Did you know that there’s a national encouragement day every year on September 12? Did you miss it? Well, I think it should be a year-round event! I am blessed to have friends who encourage me on many levels but I don’t think I’ve ever known anyone who was better at encouragement than Jacquie Sexton. I was the recipient on many occasions. She was a sweetheart and I sure do miss that sweet lady. She told me this story many years ago and it’s a wonderful reminder of how we sometimes touch the lives of other people without having any idea of how important those moments might be. Follow her example. Adopt the habit of encouragement and watch lives blossom.
You Look Like a Princess
The stylishly dressed young woman approached the older couple sitting at a table in the restaurant. “You don’t know who I am, do you?”
Jacquie Sexton smiled sweetly. In her role as pastor’s wife, she had met thousands of people. “Honey, I can’t imagine not remembering such a beautiful young woman, but I’m sorry, I can’t place you. Please, sit down and join us.”
“I didn’t expect you to recognize me. I look far different than I did when you knew me.” Tears misted her eyes. “Do you remember taking a dirty, unkempt little girl home with you one Sunday many years ago? I’m that girl. You would have known me as Mandy.”
The memory clicked into place in Mrs. Sexton’s mind in vivid detail. She had noticed the child and her mother the first Sunday they visited the little white church where her husband was pastor. Years of hopelessness and hard times had etched themselves into the mother’s features. Mandy’s little face was unwashed, her clothing dirty, and her hair tangled and limp.
Mrs. Sexton welcomed them with her trademark warmth. Then she said, “My daughter is a few years older than your little girl. They could play together if you’ll let her go home with us this afternoon. I’ll bring her back to church tonight.”
The Sextons treated Mandy like an honored guest, seating her at their dining-room table, filling her plate with delicious, home-cooked food.
After the girls had played, Mrs. Sexton said, “Honey, would you like to take a bubble bath?” Making it fun, she plopped some bubbles on Mandy’s nose then washed the dirt from her face. She lathered her hair with sweet-smelling shampoo and kindness, combing gently through the tangles.
Then she dried and curled Mandy’s hair. “While you girls were playing, I hemmed one of my daughter’s slips and I found one of her dresses that might be the right size. Would you like to try it on? If the dress fits, you can wear it to church tonight and then you can keep it.”

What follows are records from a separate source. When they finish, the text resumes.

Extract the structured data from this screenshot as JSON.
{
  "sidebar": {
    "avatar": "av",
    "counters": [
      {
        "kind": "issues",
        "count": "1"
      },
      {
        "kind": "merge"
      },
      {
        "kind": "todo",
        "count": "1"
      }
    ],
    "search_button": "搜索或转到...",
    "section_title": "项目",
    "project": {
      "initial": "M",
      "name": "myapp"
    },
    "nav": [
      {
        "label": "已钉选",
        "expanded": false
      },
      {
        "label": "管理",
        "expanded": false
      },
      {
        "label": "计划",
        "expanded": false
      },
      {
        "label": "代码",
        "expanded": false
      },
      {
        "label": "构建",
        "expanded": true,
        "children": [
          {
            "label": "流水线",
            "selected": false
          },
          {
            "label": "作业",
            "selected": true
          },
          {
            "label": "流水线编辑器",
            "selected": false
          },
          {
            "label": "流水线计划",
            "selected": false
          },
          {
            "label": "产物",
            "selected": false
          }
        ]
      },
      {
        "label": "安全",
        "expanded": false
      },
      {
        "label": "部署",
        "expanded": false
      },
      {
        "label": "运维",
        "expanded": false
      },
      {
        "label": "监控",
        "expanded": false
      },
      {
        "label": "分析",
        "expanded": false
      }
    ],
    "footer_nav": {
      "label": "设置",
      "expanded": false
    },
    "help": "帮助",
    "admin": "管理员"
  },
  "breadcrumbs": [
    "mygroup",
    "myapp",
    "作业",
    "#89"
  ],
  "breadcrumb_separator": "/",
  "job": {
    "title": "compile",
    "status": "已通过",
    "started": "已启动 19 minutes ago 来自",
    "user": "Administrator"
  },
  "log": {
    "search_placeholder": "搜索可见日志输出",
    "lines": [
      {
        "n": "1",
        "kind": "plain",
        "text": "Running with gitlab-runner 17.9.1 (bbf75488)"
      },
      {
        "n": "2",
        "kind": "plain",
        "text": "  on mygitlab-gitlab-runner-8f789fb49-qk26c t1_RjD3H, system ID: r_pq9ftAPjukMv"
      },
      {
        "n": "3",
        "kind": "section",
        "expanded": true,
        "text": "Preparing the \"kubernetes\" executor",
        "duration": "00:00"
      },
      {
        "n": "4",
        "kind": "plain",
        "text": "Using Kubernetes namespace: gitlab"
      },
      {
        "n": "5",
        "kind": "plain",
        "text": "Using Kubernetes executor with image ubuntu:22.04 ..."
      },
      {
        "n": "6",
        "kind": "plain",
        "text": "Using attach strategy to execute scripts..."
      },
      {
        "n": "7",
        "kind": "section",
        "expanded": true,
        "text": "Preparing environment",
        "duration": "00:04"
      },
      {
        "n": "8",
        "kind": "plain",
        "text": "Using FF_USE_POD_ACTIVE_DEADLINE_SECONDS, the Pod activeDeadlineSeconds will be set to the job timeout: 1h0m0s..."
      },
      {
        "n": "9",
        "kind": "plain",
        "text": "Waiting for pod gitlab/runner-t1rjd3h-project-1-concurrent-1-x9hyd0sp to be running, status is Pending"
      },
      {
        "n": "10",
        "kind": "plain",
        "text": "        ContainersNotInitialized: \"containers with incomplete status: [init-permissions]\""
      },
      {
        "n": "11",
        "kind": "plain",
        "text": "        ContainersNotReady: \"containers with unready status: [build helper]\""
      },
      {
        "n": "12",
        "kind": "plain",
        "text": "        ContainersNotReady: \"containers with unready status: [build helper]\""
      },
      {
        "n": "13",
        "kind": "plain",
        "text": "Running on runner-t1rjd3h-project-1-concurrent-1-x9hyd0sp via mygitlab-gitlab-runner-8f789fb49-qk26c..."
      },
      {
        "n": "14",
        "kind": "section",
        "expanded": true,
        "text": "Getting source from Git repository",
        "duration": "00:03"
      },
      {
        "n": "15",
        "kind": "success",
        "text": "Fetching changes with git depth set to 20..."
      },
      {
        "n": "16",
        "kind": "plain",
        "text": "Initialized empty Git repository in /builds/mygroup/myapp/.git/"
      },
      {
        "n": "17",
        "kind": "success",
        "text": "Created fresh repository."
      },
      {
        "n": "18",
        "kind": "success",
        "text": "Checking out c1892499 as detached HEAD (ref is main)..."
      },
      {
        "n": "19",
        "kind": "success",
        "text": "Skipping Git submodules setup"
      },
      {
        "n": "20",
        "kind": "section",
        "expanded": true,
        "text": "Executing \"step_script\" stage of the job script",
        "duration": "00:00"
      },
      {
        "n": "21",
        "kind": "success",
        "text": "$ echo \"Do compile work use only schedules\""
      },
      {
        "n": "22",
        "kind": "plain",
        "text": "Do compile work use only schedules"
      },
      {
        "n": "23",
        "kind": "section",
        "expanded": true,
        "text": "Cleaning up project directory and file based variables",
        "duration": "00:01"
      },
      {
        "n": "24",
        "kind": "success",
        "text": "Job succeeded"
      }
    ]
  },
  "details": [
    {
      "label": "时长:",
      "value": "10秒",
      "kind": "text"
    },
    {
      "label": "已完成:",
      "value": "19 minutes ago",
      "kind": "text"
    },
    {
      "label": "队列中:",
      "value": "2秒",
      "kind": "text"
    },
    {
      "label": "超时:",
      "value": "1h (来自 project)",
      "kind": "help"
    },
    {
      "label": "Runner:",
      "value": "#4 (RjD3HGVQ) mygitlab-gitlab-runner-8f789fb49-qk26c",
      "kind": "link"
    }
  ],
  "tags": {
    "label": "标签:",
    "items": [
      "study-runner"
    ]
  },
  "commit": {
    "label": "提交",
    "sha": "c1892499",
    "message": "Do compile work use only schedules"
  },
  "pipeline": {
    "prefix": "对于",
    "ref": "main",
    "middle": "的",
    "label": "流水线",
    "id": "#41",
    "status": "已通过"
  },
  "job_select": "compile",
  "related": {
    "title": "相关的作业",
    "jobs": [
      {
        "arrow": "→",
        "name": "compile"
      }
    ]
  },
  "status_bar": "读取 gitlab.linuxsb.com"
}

With a little alteration, the dress fit perfectly. “Mandy, would you like to see what you look like? There’s a mirror over there. Honey, you look like a princess!”
Mandy looked at the image in the mirror. The child who looked back at her was one she’d never seen before. “Is that really me? I do look like a princess.”
That night when the Sextons took Mandy back to church, her own mother didn’t recognize her.
They lost touch with the mother and daughter not long after that, but Mrs. Sexton had often wondered what had happened to Mandy.
She looked across the table at the polished, perfectly groomed young woman. “You’ve turned out beautiful, honey. And it looks like things are going well for you.”
“That’s why I wanted to speak to you today. I wanted to say thank you. I’m where I am today because of your kindness.” She swiped at the moisture on her cheeks. “Through all the dreary days of my childhood, I never forgot how I felt that day when you told me I looked like a princess. I determined that things would be different when I was grown. And no matter how tough things were at home, I always remembered there was a princess hidden inside me.”
This is copyrighted material from Simple Little Words: What You Say Can Change a Life by Michelle Cox and John Perrodin and is not to be reproduced or shared without written permission from Michelle Cox and John Perrodin.